Looking at the thicket of bodies clogging the middle of the floor, Oklahoma State’s Byron Eaton wasn’t sure how he’d create his final shot. So, he kept dribbling.
Stunningly, after 40 minutes of give-no-ground basketball, everything opened up right in front of him.
The Cowboys’ barrel-chested point guard found a clear path to the basket for a three-point play with 7.2 seconds left Friday, lifting his team to a 77-75 victory over Tennessee in the first round of the NCAA tournament.
Eighth-seeded Oklahoma State (23-11) will play Pittsburgh, the top seed in the East Regional, in the second round. The Panthers sprawled across the first three rows of seats behind the Oklahoma State basket for the start of the second half, doing a little firsthand scouting.
They were gone long before Eaton—a five-sport star in high school who also played a little football—gave the game its final shoulder-down nudge.
Tennessee (21-13) got caught flat-footed, allowing Eaton to drive the lane untouched. Tyler Smith came in late and unsuccessfully tried to block the shot, which fell through the net as Eaton tumbled to the floor after the contact.
“He just gave me the middle,” Eaton said. “I was looking for the contact. I knew it was coming. I just tried to concentrate on making the basket.”
Smith had a chance to win it for Tennessee, but his jumper from behind the arc hit the side of the rim and bounced up to the top of the backboard as the buzzer sounded. Smith led all scorers with 21 points.
“I knew it was going to come down to the wire,” Oklahoma State coach Travis Ford said. “If you study our team and their team, that was just the way it was going to be. We figured out how to survive.”
Tennessee has reached the NCAA tournament in all four years under coach Bruce Pearl, who’s had some of his best coaching moments there—starting with his emergency stint as the Boston College mascot for one game in the 1981 tournament.
This wasn’t one of them. He left the floor complaining to the referees that no foul was called on Smith’s final shot, which came off a play the Volunteers run in practice every day.
“It’s a shot that he takes and makes a lot at the end of practice,” Pearl said. “I didn’t want anybody else taking that last shot.”
No matter how it turned out, this NCAA appearance amounted to a big step forward for Oklahoma State, which advanced to the Final Four in 2004, then fell on hard times. The Cowboys were relegated to the NIT the last three years, prompting them to hire Ford.

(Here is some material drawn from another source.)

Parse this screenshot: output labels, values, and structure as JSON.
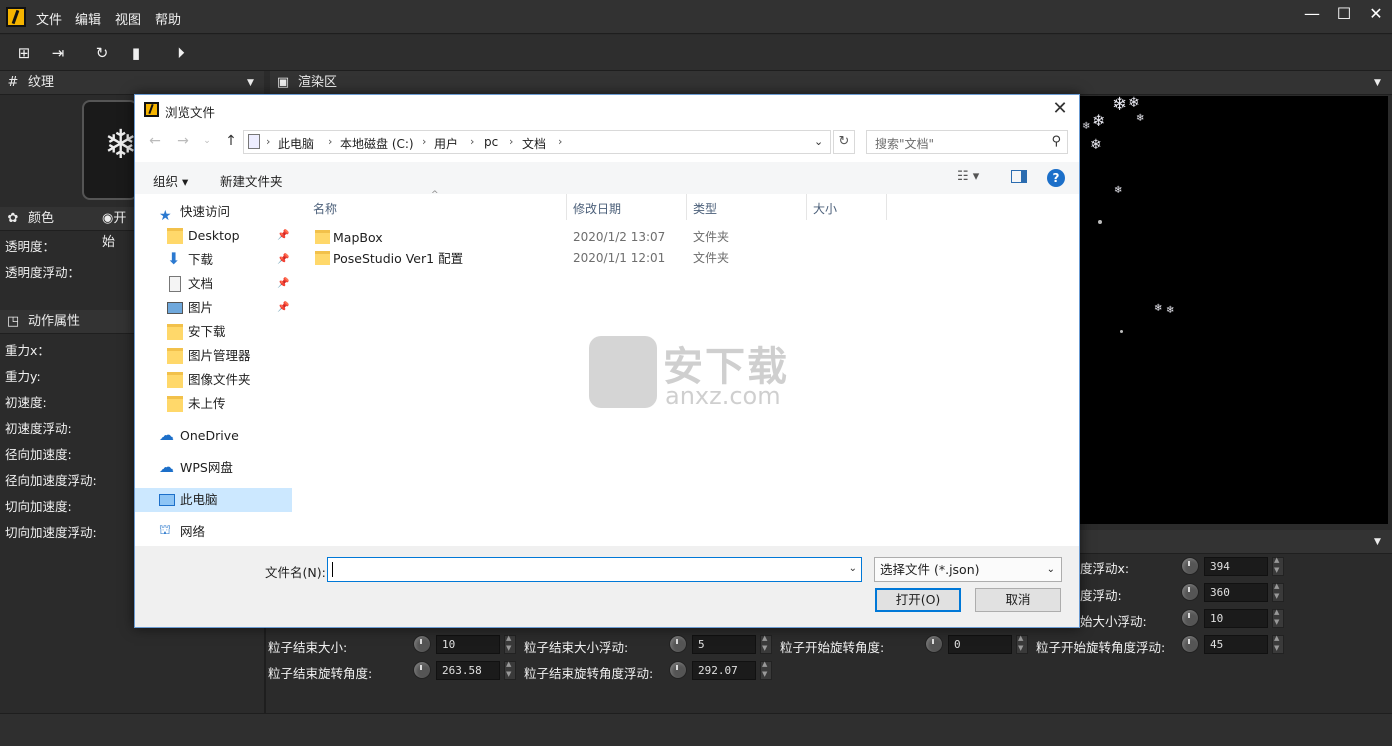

Even though it was a transition season in Stillwater—Ford estimates that he’s installed perhaps 60 percent of his offensive and defensive systems— Oklahoma State was finally back playing with the big boys. His feistiness seemed to rub off on the Cowboys, giving them an edge they’d lacked.
Ford’s fiery demeanor temporarily cost them on Friday.
Unhappy over his team’s early effort, he told an assistant coach he was going to get a technical to fire up his players. He angrily complained about a call during a timeout and got a technical from Mike Sanzere. The two free throws were part of a five-point spurt that gave Tennessee its biggest lead at 32-25. Ford berated Sanzere after tearing into his players.
“I wanted to get it,” he said of the technical. “I told them: ‘You guys have got to get as fired up as I am now.”’
With their free-flowing style, the Cowboys are accustomed to overcoming big leads and giving them away. Eaton hit a pair of pull-up jumpers in a 13-2 run that closed the half and put Oklahoma State up 38-34.
The stocky, 5-foot-11 guard also had a hand—two of them, actually—in a tone-setting moment during the run. He and Tennessee’s Wayne Chism, a 6-foot-9 forward who weighs 242 pounds, wrapped their arms around a rebound and wouldn’t let go. Chism yanked and they both tumbled to the ground, but Eaton refused to let give up the ball.
Ford liked that.
Oklahoma State tried to set the run-and-shoot style that made it one of the nation’s highest-scoring teams. Tennessee stuck with its halfcourt game, trying to take advantage inside.
It was a stalemate—12 ties, 18 lead changes—until Eaton, who was playing in his first NCAA game, found that final opening.
“It was one of my goals to get here and win some games. I just wish it had come a little sooner in my career,” the senior said.